Housing, credit, public finances, and the labor areas of the economy are currently impaired and until the country gets over those structural impairments, economic growth will be tough for a while, says Mohamed El-Erian, Pimco CEO/Co-CIO, who also mentions that Washington needs a growth strategy in order to get over these headwinds.
Muni defaults are a consequence of state budget gaps, says Meredith Whitney, Meredith Whitney Advisory Group founder/CEO, who also points out that there are insufficient revenues to support state projects.
Treasurys and fixed income are still a good place to invest in currently, says Eric Pellicciaro, BlackRock head of global rates investments.
Despite weak economic data a double dip recession is unlikely and investors should favor stocks over bonds, according to Chris Watling, the CEO of Longview Economics in London.
If this is what a soft patch in the economy looks like, then beware the specter of a hard landing.
Dismal stocks and stats tell the story.
“There is one bet right now: Bernanke will bail out the world,” says one market pro. “If that does not happen, then no investment will be safe.”

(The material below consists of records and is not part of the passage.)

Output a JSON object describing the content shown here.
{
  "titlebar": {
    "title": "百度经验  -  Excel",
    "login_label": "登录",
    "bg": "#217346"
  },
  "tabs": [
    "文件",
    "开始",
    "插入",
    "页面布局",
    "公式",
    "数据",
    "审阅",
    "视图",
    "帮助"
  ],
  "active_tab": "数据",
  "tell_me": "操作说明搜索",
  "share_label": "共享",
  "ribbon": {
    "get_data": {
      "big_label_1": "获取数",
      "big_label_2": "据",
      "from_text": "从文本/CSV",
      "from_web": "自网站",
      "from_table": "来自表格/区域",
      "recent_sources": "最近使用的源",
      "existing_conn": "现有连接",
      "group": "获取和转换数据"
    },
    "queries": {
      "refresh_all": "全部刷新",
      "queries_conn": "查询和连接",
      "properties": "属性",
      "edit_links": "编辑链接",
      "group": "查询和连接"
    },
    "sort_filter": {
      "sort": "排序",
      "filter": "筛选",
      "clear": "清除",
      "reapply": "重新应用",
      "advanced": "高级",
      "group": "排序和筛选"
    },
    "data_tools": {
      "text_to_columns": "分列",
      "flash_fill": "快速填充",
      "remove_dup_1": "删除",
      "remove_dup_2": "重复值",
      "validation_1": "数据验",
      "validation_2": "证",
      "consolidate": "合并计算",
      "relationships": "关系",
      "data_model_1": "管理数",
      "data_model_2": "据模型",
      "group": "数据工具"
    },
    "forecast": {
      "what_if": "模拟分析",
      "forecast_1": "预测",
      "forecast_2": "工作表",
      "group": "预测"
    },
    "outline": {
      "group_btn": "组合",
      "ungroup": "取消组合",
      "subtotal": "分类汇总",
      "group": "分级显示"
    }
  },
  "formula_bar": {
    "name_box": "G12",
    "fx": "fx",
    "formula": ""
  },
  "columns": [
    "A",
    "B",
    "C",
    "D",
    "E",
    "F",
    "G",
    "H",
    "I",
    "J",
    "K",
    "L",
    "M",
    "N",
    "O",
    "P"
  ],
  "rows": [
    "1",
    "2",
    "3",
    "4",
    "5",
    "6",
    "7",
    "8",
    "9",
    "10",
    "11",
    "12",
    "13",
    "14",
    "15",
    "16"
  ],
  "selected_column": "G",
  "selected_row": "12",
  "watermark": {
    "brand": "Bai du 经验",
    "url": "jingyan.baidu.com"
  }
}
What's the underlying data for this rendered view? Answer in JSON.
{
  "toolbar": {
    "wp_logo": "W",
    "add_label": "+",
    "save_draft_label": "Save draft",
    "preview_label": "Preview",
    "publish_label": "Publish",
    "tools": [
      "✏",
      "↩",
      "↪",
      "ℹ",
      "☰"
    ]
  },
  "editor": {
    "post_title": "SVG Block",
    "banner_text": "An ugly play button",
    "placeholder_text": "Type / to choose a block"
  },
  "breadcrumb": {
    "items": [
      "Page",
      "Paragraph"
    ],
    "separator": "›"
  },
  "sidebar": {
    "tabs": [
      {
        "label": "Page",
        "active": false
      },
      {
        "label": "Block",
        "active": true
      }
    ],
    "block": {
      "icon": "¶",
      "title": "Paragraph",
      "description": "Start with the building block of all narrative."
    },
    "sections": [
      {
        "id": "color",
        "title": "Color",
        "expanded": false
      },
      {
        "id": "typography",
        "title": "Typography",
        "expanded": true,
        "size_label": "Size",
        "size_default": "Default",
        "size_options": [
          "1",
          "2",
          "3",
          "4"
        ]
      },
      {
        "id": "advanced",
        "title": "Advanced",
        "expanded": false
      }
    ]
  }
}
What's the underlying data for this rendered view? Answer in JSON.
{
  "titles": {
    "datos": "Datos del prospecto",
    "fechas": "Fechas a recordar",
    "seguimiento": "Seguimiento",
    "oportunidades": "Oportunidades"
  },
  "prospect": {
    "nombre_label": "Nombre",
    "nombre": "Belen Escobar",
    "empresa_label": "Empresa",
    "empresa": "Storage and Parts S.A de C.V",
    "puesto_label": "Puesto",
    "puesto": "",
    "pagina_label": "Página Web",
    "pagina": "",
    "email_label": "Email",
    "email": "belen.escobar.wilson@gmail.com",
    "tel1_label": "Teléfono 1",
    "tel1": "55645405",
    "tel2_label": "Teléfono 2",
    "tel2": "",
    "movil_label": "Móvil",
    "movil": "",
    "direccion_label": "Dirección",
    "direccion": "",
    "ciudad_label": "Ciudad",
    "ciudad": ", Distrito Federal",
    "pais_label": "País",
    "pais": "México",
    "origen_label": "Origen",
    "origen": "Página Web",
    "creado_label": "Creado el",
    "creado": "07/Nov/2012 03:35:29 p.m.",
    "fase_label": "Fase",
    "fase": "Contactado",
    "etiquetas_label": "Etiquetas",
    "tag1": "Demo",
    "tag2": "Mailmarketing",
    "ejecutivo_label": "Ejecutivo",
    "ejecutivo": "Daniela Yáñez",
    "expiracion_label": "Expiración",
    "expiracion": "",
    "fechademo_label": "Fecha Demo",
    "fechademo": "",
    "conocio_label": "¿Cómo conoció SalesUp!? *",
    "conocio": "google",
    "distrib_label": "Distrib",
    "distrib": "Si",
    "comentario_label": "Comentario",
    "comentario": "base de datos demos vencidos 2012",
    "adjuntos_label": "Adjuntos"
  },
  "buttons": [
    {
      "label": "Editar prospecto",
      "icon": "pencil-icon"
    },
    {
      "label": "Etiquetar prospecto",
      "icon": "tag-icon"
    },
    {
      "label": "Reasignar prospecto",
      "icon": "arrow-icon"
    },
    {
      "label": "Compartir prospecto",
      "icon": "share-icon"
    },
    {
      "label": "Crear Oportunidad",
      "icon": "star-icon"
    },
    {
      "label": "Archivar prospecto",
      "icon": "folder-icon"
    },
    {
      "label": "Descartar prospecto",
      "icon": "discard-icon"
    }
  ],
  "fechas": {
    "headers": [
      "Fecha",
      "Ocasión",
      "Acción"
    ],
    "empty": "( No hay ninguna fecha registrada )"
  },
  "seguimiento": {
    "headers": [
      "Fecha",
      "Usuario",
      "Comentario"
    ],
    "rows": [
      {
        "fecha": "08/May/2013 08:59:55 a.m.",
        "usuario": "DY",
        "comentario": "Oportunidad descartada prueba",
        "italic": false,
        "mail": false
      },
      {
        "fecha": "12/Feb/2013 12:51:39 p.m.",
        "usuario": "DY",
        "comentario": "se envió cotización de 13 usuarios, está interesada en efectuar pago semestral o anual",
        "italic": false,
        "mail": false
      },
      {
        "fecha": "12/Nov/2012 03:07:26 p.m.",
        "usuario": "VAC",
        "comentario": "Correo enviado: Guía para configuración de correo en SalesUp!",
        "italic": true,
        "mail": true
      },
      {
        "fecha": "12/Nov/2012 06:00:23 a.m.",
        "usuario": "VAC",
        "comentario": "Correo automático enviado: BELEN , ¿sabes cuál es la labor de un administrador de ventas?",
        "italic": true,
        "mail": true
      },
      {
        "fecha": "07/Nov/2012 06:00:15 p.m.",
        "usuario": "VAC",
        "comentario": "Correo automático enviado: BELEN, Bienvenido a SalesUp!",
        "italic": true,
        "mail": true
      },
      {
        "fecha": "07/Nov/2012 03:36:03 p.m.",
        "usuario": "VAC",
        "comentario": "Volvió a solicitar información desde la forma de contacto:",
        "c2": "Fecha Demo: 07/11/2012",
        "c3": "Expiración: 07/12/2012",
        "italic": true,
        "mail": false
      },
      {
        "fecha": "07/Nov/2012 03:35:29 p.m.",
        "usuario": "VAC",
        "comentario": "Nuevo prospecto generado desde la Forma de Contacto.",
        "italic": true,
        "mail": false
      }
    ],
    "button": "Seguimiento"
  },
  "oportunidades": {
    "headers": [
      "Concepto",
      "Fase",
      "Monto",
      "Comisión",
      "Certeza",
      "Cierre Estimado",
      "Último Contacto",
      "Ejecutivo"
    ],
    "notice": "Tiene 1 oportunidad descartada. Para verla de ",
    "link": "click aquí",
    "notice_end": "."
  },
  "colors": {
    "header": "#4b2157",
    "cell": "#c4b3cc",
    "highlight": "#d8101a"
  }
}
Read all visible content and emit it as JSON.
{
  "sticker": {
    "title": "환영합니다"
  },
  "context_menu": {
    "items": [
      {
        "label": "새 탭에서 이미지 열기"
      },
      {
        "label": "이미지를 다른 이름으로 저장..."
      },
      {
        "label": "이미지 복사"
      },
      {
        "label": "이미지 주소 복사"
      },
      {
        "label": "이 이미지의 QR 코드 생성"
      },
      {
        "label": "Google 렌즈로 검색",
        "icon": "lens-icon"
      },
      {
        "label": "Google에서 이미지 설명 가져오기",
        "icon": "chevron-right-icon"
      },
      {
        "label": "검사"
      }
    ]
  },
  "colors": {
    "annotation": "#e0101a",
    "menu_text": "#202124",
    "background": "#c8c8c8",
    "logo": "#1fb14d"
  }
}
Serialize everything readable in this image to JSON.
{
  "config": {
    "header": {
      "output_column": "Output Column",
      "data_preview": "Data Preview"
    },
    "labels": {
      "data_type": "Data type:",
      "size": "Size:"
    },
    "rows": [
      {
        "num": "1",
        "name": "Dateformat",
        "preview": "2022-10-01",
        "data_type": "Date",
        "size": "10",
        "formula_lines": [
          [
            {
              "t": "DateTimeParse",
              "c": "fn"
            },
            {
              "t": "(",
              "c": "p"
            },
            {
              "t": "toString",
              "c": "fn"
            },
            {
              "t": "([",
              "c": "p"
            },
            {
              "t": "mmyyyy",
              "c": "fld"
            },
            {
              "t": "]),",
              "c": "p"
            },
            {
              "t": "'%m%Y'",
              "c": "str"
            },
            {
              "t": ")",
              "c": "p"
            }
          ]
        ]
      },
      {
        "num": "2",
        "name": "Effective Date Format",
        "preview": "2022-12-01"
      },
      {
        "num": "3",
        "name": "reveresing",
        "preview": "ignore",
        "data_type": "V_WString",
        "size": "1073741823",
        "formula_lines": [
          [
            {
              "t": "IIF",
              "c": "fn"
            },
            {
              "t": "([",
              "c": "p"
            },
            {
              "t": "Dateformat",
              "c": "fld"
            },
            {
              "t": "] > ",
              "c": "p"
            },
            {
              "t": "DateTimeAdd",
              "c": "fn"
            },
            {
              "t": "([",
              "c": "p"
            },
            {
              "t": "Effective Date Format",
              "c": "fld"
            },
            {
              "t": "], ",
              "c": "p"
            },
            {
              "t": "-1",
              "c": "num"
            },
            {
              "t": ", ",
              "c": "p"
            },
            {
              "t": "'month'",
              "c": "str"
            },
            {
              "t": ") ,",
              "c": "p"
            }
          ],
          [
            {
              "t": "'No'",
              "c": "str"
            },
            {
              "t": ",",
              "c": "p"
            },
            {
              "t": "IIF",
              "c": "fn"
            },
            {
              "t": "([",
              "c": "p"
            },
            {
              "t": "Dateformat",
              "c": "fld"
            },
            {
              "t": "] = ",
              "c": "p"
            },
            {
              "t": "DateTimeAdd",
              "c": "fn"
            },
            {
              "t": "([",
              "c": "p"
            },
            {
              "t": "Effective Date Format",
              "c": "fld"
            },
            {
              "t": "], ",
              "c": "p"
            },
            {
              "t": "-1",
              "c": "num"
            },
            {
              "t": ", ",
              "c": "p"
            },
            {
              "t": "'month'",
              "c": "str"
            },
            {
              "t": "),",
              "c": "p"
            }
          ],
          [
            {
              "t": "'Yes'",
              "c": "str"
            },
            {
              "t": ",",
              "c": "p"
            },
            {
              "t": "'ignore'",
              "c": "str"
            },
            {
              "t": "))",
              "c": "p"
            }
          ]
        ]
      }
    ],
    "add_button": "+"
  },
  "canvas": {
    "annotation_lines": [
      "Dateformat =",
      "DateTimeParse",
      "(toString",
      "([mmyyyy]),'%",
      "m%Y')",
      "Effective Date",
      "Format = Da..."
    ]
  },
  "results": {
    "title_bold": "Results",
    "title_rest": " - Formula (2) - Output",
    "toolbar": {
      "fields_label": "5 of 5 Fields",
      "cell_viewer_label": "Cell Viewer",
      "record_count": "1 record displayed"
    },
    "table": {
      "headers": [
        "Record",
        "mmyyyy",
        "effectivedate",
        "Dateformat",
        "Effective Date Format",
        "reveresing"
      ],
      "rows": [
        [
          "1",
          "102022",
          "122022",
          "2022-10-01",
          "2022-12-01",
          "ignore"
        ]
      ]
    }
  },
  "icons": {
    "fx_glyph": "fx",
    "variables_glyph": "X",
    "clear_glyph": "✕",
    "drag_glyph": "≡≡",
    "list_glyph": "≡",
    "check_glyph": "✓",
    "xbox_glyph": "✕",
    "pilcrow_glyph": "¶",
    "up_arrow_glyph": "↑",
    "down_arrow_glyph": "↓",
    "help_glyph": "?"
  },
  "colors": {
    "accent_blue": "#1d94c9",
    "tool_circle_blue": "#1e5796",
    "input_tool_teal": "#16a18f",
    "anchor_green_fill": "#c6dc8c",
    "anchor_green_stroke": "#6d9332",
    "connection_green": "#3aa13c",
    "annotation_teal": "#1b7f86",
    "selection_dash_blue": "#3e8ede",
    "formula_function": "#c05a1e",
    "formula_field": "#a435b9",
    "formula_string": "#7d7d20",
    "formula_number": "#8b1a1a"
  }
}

CNBC's Rick Santelli reports Treasury prices rallied today on the heels of more weak economic data, and pushed the yield on the ten year note below 3%.
Wall Street is having a hard time figuring out what to do now that the US economy appears to be sputtering and yields are so low, Peter Yastrow, market strategist for Yastrow Origer, told CNBC.
Fears over the continuing European sovereign debt crisis and weaker than expected economic data from the US helped to push the price of US Treasurys up and take yields to a six month low on Thursday as investors looked for safety.
Discussing the U.S. economic outlook, with Robert Brusca, Chief Economist, Fact and Opinion Economics, and Patricia Chadwick, Ravengate Partners.
Belgium became the latest small European nation to come under the cloud of having its credit ratings outlook cut on Monday. As rating agencies themselves are increasingly criticized, is this the threat it once was?
US 10-year yields are low and despite a battle over raising the debt ceiling and a warning from S&P on the outlook for US debt, investors have yet to tire of the treasury market which has rallied since the end of April.
Interest rates are heading lower, counter to what many in the bond market thought might happen as the Fed reaches the end of its quantitative easing program.
Discussing how the nation's second-largest pension fund plans to boost its performance and investment opportunities, with Christopher Ailman, California State Teachers' Retirement System.
The Fast Money pros are very focused on a few signals that could telegraph the next big move.
Simon Hobbs and the Fast Money traders weigh in on the U.S. dollar, Treasuries, commodities and which trades you should put down today.
With a slew of weak economic data out recently, is it time to get defensive? Tobias Levkovich, Citi and Hank Smith, Haverford Investments weigh in.
Holders of US government debt would be willing to miss payments "for a day or two or three or four" if it put the US in a stronger position to pay them later on, Rep. Paul Ryan told CNBC Tuesday.
The US economy is headed for a period of higher inflation and lower growth that makes the nation's debt unappealing when measured against its global competitors, Pimco's Bill Gross told CNBC.